A less than desired effect of the new power structure of the news telling entities, is the tendency to rely upon a sort of group mentality, that is to say, if enough individuals have repeated the same, supposed facts, enough times, then it must, by default, be the truth. According to Hamer (2011) the discipline in determining the: who, what, why, where, and when of a matter, has been left by the wayside and has gotten lost in the noise of the internet sources. (pp. 16-7).

It would seem from all sources referenced, that the cause and effect of the internet on multimedia news delivery overlap somewhat but it can be said with assurance that multimedia news delivery will never be the same for it.

    References
  • Downie, Jr., L. & Schudson, M. (2009). The Reconstruction of American Journalism: A Report by Leonard Downie, Jr. Michael Schudson Vice President at Large Professor The Washington Post Columbia University Professor, Arizona State University Graduate School of Journalism, 10, 12. Retrieved from http://www.journalism.columbia.edu/system/documents/1/original/Reconstruction of Journalism.pdf, September 4, 2013
  • Hamer, D. (2011). The Twitter Effect: How Social Media Changes the News Narrative, 6, 16-7. Retrieved from http://www.pbs.org/mediashift/2011/06/the-twitter-effect-how-social-media-changes-the-news-narrative179, September 4, 2013.
  • Krotoski, A. (2011). What effect has the internet had on journalism? Untangling the web with Aleks Krotoski. The Guardian, 2, 4. Retrieved from http://www.theguardian.com/technology/2011/feb/20/what-effect-internet-on-journalism, September 3, 2013.
  • Opgenhaffen, M. & d’Haenens, L. (2011). The Impact of Online News Features on Learning from News: A Knowledge Experiment. International Journal of Internet Science, 6 (1), 10. Retrieved from http://www.ijis.net/ijis6_1/ijis6_1_opgenhaffen_and_dhaenens.pdf, September 3, 2013.

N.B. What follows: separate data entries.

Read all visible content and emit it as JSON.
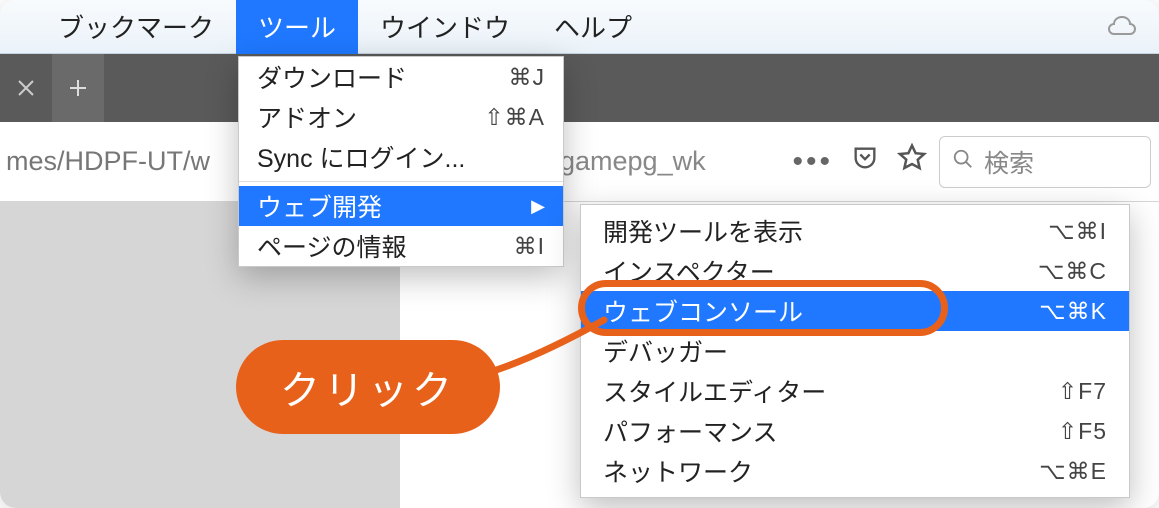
{
  "menubar": {
    "bookmarks": "ブックマーク",
    "tools": "ツール",
    "window": "ウインドウ",
    "help": "ヘルプ"
  },
  "toolsMenu": {
    "downloads": {
      "label": "ダウンロード",
      "shortcut": "⌘J"
    },
    "addons": {
      "label": "アドオン",
      "shortcut": "⇧⌘A"
    },
    "syncLogin": {
      "label": "Sync にログイン..."
    },
    "webDev": {
      "label": "ウェブ開発"
    },
    "pageInfo": {
      "label": "ページの情報",
      "shortcut": "⌘I"
    }
  },
  "webDevMenu": {
    "toggleTools": {
      "label": "開発ツールを表示",
      "shortcut": "⌥⌘I"
    },
    "inspector": {
      "label": "インスペクター",
      "shortcut": "⌥⌘C"
    },
    "webConsole": {
      "label": "ウェブコンソール",
      "shortcut": "⌥⌘K"
    },
    "debugger": {
      "label": "デバッガー"
    },
    "styleEditor": {
      "label": "スタイルエディター",
      "shortcut": "⇧F7"
    },
    "performance": {
      "label": "パフォーマンス",
      "shortcut": "⇧F5"
    },
    "network": {
      "label": "ネットワーク",
      "shortcut": "⌥⌘E"
    }
  },
  "addressbar": {
    "urlLeft": "mes/HDPF-UT/w",
    "urlMid": "gamepg_wk",
    "ellipsis": "•••"
  },
  "search": {
    "placeholder": "検索"
  },
  "annotation": {
    "clickLabel": "クリック"
  }
}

  • Petras, I. & Spil, E. (2012). What is the impact of social media on the content of the New York Times’ news coverage? WAN-IFRA – World Association of Newspapers and News Publishers, 1, 8. Retrieved from http://www.academia.edu/1576975/The_impact_of_social_media_on_the_content_of_the_New York_Times_news_coverage , September 4, 2013.